TASK BRIEF: Your response should consist of the entries below, written out exactly.

GIVEN RECORDS:
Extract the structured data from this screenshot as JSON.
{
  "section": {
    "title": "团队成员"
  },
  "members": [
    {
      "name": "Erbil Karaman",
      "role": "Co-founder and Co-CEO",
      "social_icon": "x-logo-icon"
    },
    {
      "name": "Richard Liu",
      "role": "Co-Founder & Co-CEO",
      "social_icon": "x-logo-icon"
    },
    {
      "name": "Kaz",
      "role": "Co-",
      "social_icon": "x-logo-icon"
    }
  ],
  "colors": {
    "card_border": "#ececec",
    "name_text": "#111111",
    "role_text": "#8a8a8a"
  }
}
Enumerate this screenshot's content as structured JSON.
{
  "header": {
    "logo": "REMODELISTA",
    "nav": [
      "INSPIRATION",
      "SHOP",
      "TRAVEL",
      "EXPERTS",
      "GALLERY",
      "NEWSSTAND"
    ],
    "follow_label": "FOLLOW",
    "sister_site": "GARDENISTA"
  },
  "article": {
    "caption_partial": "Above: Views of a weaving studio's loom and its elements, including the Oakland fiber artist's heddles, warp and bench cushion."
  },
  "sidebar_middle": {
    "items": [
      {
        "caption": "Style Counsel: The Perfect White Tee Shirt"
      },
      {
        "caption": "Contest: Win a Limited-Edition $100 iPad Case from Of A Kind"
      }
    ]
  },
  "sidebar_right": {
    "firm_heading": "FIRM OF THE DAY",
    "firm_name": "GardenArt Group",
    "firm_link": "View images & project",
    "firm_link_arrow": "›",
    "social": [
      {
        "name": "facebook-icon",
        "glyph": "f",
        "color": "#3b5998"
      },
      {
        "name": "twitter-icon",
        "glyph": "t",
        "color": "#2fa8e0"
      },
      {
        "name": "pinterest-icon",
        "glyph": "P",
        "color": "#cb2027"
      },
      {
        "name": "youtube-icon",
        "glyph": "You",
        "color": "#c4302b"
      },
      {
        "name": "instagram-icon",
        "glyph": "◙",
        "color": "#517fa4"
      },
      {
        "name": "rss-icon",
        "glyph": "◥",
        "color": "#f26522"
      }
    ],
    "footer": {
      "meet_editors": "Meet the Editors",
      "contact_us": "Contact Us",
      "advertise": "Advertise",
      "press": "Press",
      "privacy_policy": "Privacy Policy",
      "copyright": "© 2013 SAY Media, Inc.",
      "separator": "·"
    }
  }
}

SOLVED PROBLEM:
Extract the structured data from this screenshot as JSON.
{
  "section": {
    "title": "团队成员"
  },
  "members": [
    {
      "name": "Erbil Karaman",
      "role": "Co-founder and Co-CEO",
      "social_icon": "x-logo-icon"
    },
    {
      "name": "Richard Liu",
      "role": "Co-Founder & Co-CEO",
      "social_icon": "x-logo-icon"
    },
    {
      "name": "Kaz",
      "role": "Co-",
      "social_icon": "x-logo-icon"
    }
  ],
  "colors": {
    "card_border": "#ececec",
    "name_text": "#111111",
    "role_text": "#8a8a8a"
  }
}
Enumerate this screenshot's content as structured JSON.
{
  "header": {
    "logo": "REMODELISTA",
    "nav": [
      "INSPIRATION",
      "SHOP",
      "TRAVEL",
      "EXPERTS",
      "GALLERY",
      "NEWSSTAND"
    ],
    "follow_label": "FOLLOW",
    "sister_site": "GARDENISTA"
  },
  "article": {
    "caption_partial": "Above: Views of a weaving studio's loom and its elements, including the Oakland fiber artist's heddles, warp and bench cushion."
  },
  "sidebar_middle": {
    "items": [
      {
        "caption": "Style Counsel: The Perfect White Tee Shirt"
      },
      {
        "caption": "Contest: Win a Limited-Edition $100 iPad Case from Of A Kind"
      }
    ]
  },
  "sidebar_right": {
    "firm_heading": "FIRM OF THE DAY",
    "firm_name": "GardenArt Group",
    "firm_link": "View images & project",
    "firm_link_arrow": "›",
    "social": [
      {
        "name": "facebook-icon",
        "glyph": "f",
        "color": "#3b5998"
      },
      {
        "name": "twitter-icon",
        "glyph": "t",
        "color": "#2fa8e0"
      },
      {
        "name": "pinterest-icon",
        "glyph": "P",
        "color": "#cb2027"
      },
      {
        "name": "youtube-icon",
        "glyph": "You",
        "color": "#c4302b"
      },
      {
        "name": "instagram-icon",
        "glyph": "◙",
        "color": "#517fa4"
      },
      {
        "name": "rss-icon",
        "glyph": "◥",
        "color": "#f26522"
      }
    ],
    "footer": {
      "meet_editors": "Meet the Editors",
      "contact_us": "Contact Us",
      "advertise": "Advertise",
      "press": "Press",
      "privacy_policy": "Privacy Policy",
      "copyright": "© 2013 SAY Media, Inc.",
      "separator": "·"
    }
  }
}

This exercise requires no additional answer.